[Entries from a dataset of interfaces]
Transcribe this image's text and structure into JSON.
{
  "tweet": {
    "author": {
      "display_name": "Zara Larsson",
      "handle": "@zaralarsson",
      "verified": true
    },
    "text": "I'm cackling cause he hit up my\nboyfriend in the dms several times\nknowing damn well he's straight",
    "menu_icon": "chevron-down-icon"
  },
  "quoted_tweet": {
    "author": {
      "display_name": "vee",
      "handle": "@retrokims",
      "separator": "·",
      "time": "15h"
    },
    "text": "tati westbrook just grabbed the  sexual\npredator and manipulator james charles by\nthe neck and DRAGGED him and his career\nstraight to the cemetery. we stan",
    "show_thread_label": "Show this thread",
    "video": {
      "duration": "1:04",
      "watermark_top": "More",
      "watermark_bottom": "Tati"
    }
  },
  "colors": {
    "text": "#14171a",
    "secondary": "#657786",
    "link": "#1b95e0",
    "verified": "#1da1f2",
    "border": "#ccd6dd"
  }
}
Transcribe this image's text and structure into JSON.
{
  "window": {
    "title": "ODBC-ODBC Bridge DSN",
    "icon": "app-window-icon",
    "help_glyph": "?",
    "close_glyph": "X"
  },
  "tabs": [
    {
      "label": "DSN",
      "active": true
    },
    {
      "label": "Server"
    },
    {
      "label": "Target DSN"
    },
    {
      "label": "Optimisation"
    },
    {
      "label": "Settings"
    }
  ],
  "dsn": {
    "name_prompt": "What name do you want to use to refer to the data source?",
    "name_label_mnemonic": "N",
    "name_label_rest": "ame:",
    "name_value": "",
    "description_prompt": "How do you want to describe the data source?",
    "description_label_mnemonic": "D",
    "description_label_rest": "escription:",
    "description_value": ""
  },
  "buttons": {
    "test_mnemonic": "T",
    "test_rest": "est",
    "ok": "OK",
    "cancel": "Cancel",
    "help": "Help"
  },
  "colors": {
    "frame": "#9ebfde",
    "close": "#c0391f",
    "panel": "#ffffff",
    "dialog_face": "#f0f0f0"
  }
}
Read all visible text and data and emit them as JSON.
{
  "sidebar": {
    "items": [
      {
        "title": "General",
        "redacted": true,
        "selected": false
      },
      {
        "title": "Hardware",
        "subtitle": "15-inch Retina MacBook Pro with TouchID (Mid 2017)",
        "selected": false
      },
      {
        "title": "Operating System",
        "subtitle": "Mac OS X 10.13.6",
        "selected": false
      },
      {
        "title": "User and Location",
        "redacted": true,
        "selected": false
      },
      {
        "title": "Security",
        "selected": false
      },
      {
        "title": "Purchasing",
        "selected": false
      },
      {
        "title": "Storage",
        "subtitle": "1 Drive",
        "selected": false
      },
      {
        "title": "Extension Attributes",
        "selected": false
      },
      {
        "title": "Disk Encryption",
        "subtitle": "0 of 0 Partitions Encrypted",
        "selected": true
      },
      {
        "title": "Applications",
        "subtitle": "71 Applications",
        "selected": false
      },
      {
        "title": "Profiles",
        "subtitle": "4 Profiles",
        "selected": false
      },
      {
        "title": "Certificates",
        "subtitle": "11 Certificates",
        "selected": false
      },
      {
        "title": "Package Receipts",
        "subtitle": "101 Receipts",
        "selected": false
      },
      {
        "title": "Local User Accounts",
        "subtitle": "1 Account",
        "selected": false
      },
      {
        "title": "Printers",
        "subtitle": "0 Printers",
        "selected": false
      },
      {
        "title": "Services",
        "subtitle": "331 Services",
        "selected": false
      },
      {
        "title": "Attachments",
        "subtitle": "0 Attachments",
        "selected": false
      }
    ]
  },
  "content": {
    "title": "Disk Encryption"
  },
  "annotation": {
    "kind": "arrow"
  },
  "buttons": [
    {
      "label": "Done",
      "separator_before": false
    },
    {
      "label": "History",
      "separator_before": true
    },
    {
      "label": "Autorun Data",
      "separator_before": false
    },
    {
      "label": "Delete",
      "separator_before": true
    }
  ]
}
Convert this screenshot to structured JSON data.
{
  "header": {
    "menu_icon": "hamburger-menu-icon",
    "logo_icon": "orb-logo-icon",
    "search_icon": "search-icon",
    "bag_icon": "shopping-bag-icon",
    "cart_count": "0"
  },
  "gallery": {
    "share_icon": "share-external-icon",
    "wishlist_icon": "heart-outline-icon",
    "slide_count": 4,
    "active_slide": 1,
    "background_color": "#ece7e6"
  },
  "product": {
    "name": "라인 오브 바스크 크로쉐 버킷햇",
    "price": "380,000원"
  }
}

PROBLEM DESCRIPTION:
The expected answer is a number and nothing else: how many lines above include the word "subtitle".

RESULT BELOW:
12